### EXTRACTED MATERIAL
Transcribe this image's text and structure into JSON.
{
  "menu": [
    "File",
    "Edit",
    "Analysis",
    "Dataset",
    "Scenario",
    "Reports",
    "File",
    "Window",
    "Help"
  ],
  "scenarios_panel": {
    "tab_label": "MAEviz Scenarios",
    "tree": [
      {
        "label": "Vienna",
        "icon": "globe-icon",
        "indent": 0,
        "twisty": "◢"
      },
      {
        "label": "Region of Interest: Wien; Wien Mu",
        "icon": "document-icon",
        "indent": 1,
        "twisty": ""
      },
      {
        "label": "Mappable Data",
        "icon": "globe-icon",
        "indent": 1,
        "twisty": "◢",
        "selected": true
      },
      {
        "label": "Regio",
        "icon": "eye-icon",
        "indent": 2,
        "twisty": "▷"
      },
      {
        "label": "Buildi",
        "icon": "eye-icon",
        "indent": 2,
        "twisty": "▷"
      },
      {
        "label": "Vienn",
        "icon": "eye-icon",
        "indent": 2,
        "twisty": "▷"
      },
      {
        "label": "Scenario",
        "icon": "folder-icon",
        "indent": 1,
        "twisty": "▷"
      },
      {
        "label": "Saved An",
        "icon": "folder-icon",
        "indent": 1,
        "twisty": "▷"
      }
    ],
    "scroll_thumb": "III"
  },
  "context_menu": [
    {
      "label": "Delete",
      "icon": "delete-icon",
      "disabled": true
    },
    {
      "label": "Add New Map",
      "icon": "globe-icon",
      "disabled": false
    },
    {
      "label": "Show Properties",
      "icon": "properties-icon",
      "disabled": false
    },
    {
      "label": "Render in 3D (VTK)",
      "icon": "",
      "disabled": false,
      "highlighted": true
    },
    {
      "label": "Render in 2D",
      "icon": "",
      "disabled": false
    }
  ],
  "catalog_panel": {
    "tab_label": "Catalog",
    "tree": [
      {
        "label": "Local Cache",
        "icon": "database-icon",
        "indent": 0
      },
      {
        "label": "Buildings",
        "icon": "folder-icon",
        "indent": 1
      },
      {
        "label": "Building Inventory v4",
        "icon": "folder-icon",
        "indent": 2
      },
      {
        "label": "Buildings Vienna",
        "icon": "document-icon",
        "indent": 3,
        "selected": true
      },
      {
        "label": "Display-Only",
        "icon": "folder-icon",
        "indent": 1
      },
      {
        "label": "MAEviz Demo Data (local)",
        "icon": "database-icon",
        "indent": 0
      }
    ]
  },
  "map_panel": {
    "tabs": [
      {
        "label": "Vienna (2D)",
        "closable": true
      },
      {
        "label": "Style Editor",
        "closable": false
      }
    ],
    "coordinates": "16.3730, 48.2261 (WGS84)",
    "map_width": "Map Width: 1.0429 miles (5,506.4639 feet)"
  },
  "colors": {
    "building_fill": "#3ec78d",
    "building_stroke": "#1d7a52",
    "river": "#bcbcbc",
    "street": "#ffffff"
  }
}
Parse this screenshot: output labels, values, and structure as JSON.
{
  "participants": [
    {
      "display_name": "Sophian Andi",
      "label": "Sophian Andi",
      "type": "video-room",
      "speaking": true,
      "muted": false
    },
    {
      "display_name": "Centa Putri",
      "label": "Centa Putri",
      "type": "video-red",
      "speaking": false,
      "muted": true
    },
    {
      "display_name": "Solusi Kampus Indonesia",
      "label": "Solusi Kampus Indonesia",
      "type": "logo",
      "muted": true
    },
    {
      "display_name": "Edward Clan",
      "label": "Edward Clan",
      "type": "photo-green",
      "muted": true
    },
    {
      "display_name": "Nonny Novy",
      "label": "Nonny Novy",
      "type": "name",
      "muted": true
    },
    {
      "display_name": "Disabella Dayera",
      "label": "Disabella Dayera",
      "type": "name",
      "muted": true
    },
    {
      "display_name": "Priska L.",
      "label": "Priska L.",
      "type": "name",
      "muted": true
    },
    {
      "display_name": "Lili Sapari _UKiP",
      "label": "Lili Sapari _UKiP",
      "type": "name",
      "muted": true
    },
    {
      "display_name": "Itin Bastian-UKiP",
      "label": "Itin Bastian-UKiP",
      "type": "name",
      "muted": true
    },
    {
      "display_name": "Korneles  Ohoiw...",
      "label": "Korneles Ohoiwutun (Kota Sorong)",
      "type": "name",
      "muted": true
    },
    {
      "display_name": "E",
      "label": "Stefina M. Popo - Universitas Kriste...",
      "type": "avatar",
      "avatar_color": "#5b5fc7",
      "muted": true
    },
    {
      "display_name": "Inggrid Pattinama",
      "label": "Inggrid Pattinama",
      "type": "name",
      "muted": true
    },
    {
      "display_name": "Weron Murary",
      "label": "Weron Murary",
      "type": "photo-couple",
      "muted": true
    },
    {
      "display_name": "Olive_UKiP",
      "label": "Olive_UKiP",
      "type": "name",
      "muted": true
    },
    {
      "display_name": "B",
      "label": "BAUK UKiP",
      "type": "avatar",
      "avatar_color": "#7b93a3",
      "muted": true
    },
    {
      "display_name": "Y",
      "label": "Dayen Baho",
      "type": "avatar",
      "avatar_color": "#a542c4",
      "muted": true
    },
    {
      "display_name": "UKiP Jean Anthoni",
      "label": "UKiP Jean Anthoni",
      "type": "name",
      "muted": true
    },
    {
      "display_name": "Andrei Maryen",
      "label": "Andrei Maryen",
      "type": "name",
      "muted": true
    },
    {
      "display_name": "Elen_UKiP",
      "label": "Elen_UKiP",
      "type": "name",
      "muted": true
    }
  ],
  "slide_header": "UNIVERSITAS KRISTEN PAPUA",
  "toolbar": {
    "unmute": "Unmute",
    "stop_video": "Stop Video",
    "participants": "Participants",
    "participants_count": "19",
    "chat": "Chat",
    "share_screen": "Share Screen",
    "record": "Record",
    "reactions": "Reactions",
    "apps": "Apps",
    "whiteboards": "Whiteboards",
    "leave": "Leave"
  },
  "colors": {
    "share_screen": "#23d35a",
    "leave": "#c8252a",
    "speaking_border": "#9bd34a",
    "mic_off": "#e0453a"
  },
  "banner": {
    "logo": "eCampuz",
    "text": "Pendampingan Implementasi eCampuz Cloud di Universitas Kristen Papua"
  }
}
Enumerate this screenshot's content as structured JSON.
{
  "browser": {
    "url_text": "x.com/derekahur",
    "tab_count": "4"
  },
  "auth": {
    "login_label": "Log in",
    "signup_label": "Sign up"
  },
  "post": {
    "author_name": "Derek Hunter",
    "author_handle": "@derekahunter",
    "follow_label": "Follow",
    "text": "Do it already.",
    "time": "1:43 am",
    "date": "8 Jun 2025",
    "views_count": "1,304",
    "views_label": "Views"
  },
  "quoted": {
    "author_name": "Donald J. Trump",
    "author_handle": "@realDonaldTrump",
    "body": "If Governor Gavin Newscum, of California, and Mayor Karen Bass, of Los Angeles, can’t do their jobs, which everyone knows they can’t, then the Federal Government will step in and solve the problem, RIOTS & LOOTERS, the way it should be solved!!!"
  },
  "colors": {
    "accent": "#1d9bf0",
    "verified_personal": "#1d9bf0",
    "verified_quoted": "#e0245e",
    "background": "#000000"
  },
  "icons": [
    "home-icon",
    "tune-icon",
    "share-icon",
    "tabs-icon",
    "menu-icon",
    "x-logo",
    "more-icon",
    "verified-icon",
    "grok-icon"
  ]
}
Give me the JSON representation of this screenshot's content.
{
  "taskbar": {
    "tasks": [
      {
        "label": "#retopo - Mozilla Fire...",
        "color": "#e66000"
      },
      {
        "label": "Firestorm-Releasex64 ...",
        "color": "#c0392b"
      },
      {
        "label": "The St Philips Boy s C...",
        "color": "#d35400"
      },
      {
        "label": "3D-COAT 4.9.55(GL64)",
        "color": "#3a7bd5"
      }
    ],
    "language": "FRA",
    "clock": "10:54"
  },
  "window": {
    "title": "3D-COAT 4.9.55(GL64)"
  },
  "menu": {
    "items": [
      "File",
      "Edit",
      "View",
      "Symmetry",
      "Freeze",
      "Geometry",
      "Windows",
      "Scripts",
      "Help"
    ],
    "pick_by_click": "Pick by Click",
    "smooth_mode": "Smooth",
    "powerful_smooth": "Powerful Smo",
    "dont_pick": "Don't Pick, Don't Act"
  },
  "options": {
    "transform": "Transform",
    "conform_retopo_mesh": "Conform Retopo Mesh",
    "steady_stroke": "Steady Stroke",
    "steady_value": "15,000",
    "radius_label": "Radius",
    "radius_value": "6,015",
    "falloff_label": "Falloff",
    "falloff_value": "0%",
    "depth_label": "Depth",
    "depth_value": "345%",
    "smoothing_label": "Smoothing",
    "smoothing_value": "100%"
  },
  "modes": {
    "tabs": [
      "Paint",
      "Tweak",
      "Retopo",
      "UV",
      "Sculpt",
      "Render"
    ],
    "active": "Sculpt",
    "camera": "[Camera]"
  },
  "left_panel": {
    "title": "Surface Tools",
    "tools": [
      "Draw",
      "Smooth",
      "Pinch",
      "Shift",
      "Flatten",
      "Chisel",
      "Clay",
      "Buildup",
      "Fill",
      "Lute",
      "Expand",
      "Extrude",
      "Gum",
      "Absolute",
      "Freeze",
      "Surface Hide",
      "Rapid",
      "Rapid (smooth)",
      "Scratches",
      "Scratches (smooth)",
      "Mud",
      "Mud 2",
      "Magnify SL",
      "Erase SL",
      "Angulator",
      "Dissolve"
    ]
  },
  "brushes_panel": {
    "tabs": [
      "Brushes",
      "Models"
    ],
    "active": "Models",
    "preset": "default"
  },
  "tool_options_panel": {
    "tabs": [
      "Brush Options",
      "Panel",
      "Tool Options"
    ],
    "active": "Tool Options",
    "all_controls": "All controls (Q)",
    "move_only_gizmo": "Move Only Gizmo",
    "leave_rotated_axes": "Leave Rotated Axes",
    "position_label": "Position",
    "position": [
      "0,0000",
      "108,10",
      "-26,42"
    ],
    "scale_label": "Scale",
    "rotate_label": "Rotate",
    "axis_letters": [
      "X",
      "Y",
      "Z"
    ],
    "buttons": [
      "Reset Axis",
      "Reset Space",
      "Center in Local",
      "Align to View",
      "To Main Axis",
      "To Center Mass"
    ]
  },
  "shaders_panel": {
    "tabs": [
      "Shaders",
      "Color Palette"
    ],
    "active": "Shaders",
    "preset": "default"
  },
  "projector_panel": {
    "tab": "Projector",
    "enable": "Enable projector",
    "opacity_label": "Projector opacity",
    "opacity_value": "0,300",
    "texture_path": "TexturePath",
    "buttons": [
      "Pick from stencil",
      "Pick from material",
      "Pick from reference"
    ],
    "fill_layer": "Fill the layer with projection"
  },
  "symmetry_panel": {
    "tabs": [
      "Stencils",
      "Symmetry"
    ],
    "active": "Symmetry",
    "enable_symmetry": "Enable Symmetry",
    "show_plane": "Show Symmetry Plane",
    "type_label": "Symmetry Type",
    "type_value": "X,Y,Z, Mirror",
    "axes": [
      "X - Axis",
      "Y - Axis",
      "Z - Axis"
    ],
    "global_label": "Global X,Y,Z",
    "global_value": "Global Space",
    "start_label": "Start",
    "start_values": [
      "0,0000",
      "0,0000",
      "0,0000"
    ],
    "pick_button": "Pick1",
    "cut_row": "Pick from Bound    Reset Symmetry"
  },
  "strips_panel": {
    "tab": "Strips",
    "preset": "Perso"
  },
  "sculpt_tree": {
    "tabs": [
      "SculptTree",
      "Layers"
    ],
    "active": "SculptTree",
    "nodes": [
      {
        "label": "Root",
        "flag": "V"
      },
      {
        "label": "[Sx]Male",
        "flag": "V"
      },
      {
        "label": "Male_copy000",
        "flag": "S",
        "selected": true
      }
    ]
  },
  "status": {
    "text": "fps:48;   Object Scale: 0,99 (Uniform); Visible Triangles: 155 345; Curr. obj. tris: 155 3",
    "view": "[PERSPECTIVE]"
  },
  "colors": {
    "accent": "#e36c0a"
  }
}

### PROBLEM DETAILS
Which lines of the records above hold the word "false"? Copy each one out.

### RESPONSE AREA
      "disabled": false
      "disabled": false
      "disabled": false,
      "disabled": false
        "closable": false
      "muted": false
      "speaking": false,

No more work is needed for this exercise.